Chris Pine says he’s “not really a sci-fi buff” but knew he was stepping into big shoes when he was tapped by J.J. Abrams to play the young James T. Kirk in “Star Trek,” set for release next year.

The hotly anticipated franchise restarter explores the early days of the original Enterprise crew. “They’re that iconic. They left that indelible a mark on the social psyche,” Pine says of Kirk, Spock and the rest of the crew.

In jumping full throttle into cramming sessions with “Trek” lore encyclopedias and watching the original series, however, Pine decided midway that he was doing himself an injustice.

“All I was doing was heaping upon myself an incredible amount of responsibility, weighing myself down with ‘You must remember to act this way’ and such,” explains Pine, taking over a part whose mannerisms, as embodied by William Shatner, have become instantly recognizable. “That’s when I was really able to let go and accept the parameters that J.J. set forth in the beginning, which was to bring what was special and unique about us to the roles.”

That meant embracing Kirk’s descriptors — charming, funny, leader of men — rather than a predigested image.

“Just try to be human,” Pine clarifies. “I got to do everything: yell, shout, cry, laugh, take charge and be vulnerable. I pulled the lucky straw.”

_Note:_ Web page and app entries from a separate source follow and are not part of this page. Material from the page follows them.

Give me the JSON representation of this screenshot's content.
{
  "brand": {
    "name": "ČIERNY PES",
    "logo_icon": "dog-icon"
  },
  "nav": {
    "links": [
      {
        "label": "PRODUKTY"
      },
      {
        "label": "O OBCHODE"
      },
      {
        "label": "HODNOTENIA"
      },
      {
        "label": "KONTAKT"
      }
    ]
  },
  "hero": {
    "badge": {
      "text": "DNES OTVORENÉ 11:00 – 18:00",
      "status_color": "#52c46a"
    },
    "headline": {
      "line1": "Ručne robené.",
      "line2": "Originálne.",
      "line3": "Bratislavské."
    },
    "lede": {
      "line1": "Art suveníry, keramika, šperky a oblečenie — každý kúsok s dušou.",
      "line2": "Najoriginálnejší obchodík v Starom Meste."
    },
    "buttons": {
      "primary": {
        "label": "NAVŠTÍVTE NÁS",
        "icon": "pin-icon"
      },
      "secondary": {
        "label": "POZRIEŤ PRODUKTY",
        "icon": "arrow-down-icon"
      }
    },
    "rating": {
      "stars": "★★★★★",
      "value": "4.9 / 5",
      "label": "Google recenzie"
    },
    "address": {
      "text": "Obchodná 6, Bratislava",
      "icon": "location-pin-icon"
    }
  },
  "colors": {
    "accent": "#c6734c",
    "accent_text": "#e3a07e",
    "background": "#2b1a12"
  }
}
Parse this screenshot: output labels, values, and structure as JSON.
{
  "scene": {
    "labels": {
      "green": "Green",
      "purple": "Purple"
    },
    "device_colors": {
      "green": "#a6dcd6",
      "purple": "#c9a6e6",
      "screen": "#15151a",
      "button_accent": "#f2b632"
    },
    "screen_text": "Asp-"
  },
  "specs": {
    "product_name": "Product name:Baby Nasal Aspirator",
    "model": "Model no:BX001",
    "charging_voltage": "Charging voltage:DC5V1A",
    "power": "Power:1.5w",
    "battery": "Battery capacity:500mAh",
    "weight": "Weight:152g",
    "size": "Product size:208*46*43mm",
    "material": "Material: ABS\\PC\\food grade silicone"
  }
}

Pine, who’s played opposite Lindsay Lohan (“Just My Luck”), Anne Hathaway (“Princess Diaries 2”), Ben Affleck (“Smokin’ Aces”) and Alan Rickman (“Bottle Shock”), chalks up his career to hard work and incredible luck. Every job, he says, is a chance to learn something.

“It all helps focus the lens even more clearly to see exactly what I want to do, and how to do it,” he says.

At 28, Pine, who studied acting at the American Conservatory Theater and England’s U. of Leeds and has plenty of theater credits, can expect a sea change in his visibility when “Star Trek” hits screens next summer. He makes sure to note that it’s all predicated “on whether or not the movie does well and people want to work with me again,” but adds that the Daniel Day-Lewis model of maintaining a life apart from work is something he hopes to emulate.

“If you don’t have a life outside of acting,” says Pine, “you don’t bring much to the table when you do get a chance to act.”

An actor should always:
“Let go.”
Lucky break: “Having supportive parents. My father’s an actor, my mother was an actress for many years before she became a therapist, and they get it. They can be wonderfully empathetic in times of needing an open ear.”
Favorite film character: “Right now, it would have to be Howard Beale in ‘Network.’ I can’t think of a movie more appropriate for the modern age. Being mad as hell and not wanting to take it anymore could describe my state of mind.”